$\Phi$ is the Golden Ratio, its value is approximately $1.61803398$ and is very closely related to the Fibonacci series.

Here is an output log from the program showing the current iteration number, value, and the time it took to calculate:
 30: 832040, calc time: 0.00s, took 1.33333x longer than previous. 31: 1346269, calc time: 0.01s, took 1.50000x longer than previous. 32: 2178309, calc time: 0.01s, took 1.66667x longer than previous. 33: 3524578, calc time: 0.02s, took 1.80000x longer than previous. 34: 5702887, calc time: 0.03s, took 1.55556x longer than previous. 35: 9227465, calc time: 0.05s, took 1.75000x longer than previous. 36: 14930352, calc time: 0.08s, took 1.57143x longer than previous. 37: 24157817, calc time: 0.13s, took 1.66234x longer than previous. 38: 39088169, calc time: 0.21s, took 1.60938x longer than previous. 39: 63245986, calc time: 0.31s, took 1.48544x longer than previous. 40: 102334155, calc time: 0.50s, took 1.63399x longer than previous. 41: 165580141, calc time: 0.80s, took 1.60800x longer than previous. 42: 267914296, calc time: 1.30s, took 1.62065x longer than previous. 43: 433494437, calc time: 2.15s, took 1.65004x longer than previous. 44: 701408733, calc time: 3.47s, took 1.61395x longer than previous. 45: 1134903170, calc time: 5.80s, took 1.67205x longer than previous. 46: 1836311903, calc time: 9.03s, took 1.55619x longer than previous. 
I skipped previous values as the time was too short to give a difference.
There definitely does seem to be a relationship between that time and $\Phi$,
I couldn't find any information which explains why this is so.

Here's the algorithm used, it simply gets the previous two values of itself until it gets to the beginning of the series:
 function fib(number) { if (number == 0) return 0; if (number == 1) return 1; if (number > 1) return fib(number - 2) + fib(number - 1); } 
Is there an explanation why this is happening?

• en.wikipedia.org/wiki/… Feb 2 '15 at 15:07
• The computation time vs $\phi$ seems like a classical conspiracy theory^^ Note that actual computation time behaves highly chaotic so a small sample with obviously fluctuating times and system loads is insufficient to conclude ;) Feb 2 '15 at 15:16
• BTW There is no if condition needed as last statement for your function.
– mvw
Feb 2 '15 at 15:37

Note that you are not using an optimal algorithm to calculate your Fibonacci numbers. Because it is recursive it calculates all previous numbers again.

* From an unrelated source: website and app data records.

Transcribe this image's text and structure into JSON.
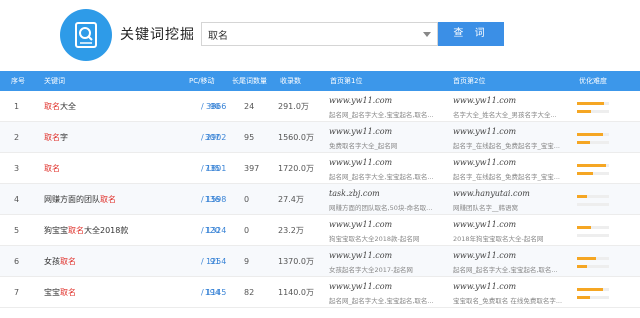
{
  "header": {
    "title": "关键词挖掘",
    "search_value": "取名",
    "search_button": "查 词"
  },
  "table": {
    "columns": [
      "序号",
      "关键词",
      "PC/移动",
      "长尾词数量",
      "收录数",
      "首页第1位",
      "首页第2位",
      "优化难度"
    ],
    "rows": [
      {
        "idx": "1",
        "kw_pre": "",
        "kw_hl": "取名",
        "kw_post": "大全",
        "pc": "90",
        "mobile": "3866",
        "longtail": "24",
        "results": "291.0万",
        "site1": "www.yw11.com",
        "title1": "起名网_起名字大全,宝宝起名,取名...",
        "site2": "www.yw11.com",
        "title2": "名字大全_姓名大全_男孩名字大全...",
        "difficulty": 0.85,
        "difficulty2": 0.45
      },
      {
        "idx": "2",
        "kw_pre": "",
        "kw_hl": "取名",
        "kw_post": "字",
        "pc": "307",
        "mobile": "2902",
        "longtail": "95",
        "results": "1560.0万",
        "site1": "www.yw11.com",
        "title1": "免费取名字大全_起名网",
        "site2": "www.yw11.com",
        "title2": "起名字_在线起名_免费起名字_宝宝...",
        "difficulty": 0.8,
        "difficulty2": 0.4
      },
      {
        "idx": "3",
        "kw_pre": "",
        "kw_hl": "取名",
        "kw_post": "",
        "pc": "735",
        "mobile": "1801",
        "longtail": "397",
        "results": "1720.0万",
        "site1": "www.yw11.com",
        "title1": "起名网_起名字大全,宝宝起名,取名...",
        "site2": "www.yw11.com",
        "title2": "起名字_在线起名_免费起名字_宝宝...",
        "difficulty": 0.9,
        "difficulty2": 0.5
      },
      {
        "idx": "4",
        "kw_pre": "网赚方面的团队",
        "kw_hl": "取名",
        "kw_post": "",
        "pc": "136",
        "mobile": "1598",
        "longtail": "0",
        "results": "27.4万",
        "site1": "task.zbj.com",
        "title1": "网赚方面的团队取名,50块-命名取...",
        "site2": "www.hanyutai.com",
        "title2": "网赚团队名字__韩语窝",
        "difficulty": 0.3,
        "difficulty2": 0.0
      },
      {
        "idx": "5",
        "kw_pre": "狗宝宝",
        "kw_hl": "取名",
        "kw_post": "大全2018款",
        "pc": "120",
        "mobile": "1324",
        "longtail": "0",
        "results": "23.2万",
        "site1": "www.yw11.com",
        "title1": "狗宝宝取名大全2018款-起名网",
        "site2": "www.yw11.com",
        "title2": "2018年狗宝宝取名大全-起名网",
        "difficulty": 0.45,
        "difficulty2": 0.0
      },
      {
        "idx": "6",
        "kw_pre": "女孩",
        "kw_hl": "取名",
        "kw_post": "",
        "pc": "91",
        "mobile": "1254",
        "longtail": "9",
        "results": "1370.0万",
        "site1": "www.yw11.com",
        "title1": "女孩起名字大全2017-起名网",
        "site2": "www.yw11.com",
        "title2": "起名网_起名字大全,宝宝起名,取名...",
        "difficulty": 0.6,
        "difficulty2": 0.3
      },
      {
        "idx": "7",
        "kw_pre": "宝宝",
        "kw_hl": "取名",
        "kw_post": "",
        "pc": "194",
        "mobile": "1145",
        "longtail": "82",
        "results": "1140.0万",
        "site1": "www.yw11.com",
        "title1": "起名网_起名字大全,宝宝起名,取名...",
        "site2": "www.yw11.com",
        "title2": "宝宝取名_免费取名 在线免费取名字...",
        "difficulty": 0.8,
        "difficulty2": 0.4
      }
    ]
  },
  "colors": {
    "accent": "#3c97ea",
    "highlight": "#e0302a",
    "difficulty": "#f5a623"
  },
  "icons": {
    "logo": "search-document-icon",
    "dropdown": "chevron-down-icon"
  }
}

Assume $f(n)$ takes time $\approx t_n$ to calculate the number. Then $f(n+1)$ takes time $\approx t_n+t_{n-1}$. This follows the same relationship like the Fibonacci numbers themselves.

Measuring the ratio of time difference is the same like calculating the ratio $$\frac{f(n+1)}{f(n)}$$

and this is know to approach

$$\varphi = \frac{1 + \sqrt{5}}{2} \approx 1.61803\,39887\cdots$$

as $n \to \infty$.

The function nfib that returns the number of calls of fib (which is roughly linear to the time of execution) is following a similiar recursive scheme. You end up with a similiar growth behaviour. See also A001595.

nfib(0) = 1
nfib(1) = 1
nfib(n) = 1 + nfib(n-1) + nfib(n-2)

nfib: 1, 1, 3, 5, 9, 15, 25, 41, 67, ..
fib: 0, 1, 1, 2, 3,  5,  8, 13, 21, 34, ..


Using

$$\mathtt{nfib}(n) = 2 \, \mathtt{fib}(n+1) - 1$$

one sees that $O(\mathtt{nfib}) = O(\mathtt{fib})$.